By our News Team | 2021
Ray-Ban Stories let you wear the social media platform on your face. But the question is: would you really want to?
Is this wearable technology that defines the future – or just another weird and wacky marketing gimmick?
In partnership with eyewear brand Ray-Ban, Facebook has released a pair of smart glasses that offer social media addicts the ability to capture photos and videos without even needing to pull out their phone.
Photo by Ruan Richard at Unsplash
For privacy reasons, the idea of smart glasses has always been a tricky sell. Previously, Google Glass was a commercial failure because of these privacy concerns. Many public bars reportedly banned anyone wearing them, while some people even reacted with violence when they suspected they were being surreptitiously recorded.
The latest smart glasses, called Ray-Ban Stories, are functionally similar to devices already on the market, such as SnapChat Spectacles. They allow users to capture images and video and upload them to their social media accounts via an app called Facebook View.
Users will be able to share content on Facebook and other Facebook-owned platforms. These include Instagram, WhatsApp and Messenger, as well as non-Facebook apps such as Twitter, TikTok and SnapChat. Besides two five-megapixel cameras, the glasses have three microphones and built-in speakers, so they can respond to voice commands and also be used for calls.
Mark Zuckerberg discusses Ray-Ban Stories
The glasses are the latest step in Facebook’s strategy to extend its brand footprint and develop wearable tech. As CEO Mark Zuckerberg puts it: such devices represent “a future where phones are no longer a central part of our lives”.
It’s not augmented reality (AR), but during his product launch video, Zuckerberg presented the glasses as a stepping-stone to more fully realised forms of wearable AR.
Ray-Ban Stories smart glasses and Facebook View are ads-free experiences, so wearers won’t see ads when using the glasses or app.
The glasses feature a small light on the side of the frame, which is illuminated when recording.

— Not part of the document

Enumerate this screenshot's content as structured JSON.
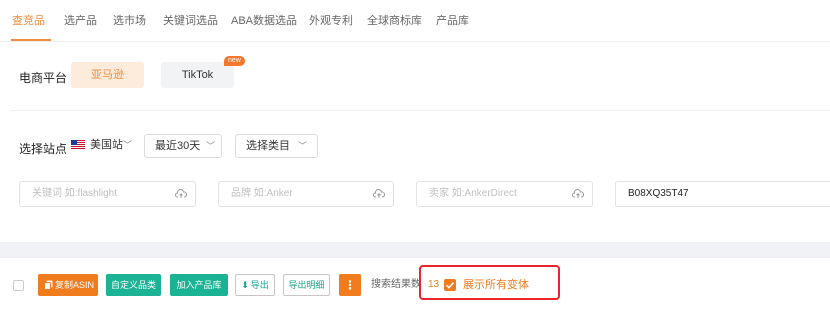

But it can easily be covered over, and while this would violate Facebook’s terms of service, it’s hard to see how Facebook would realistically stop anyone doing it.
Source: The Conversation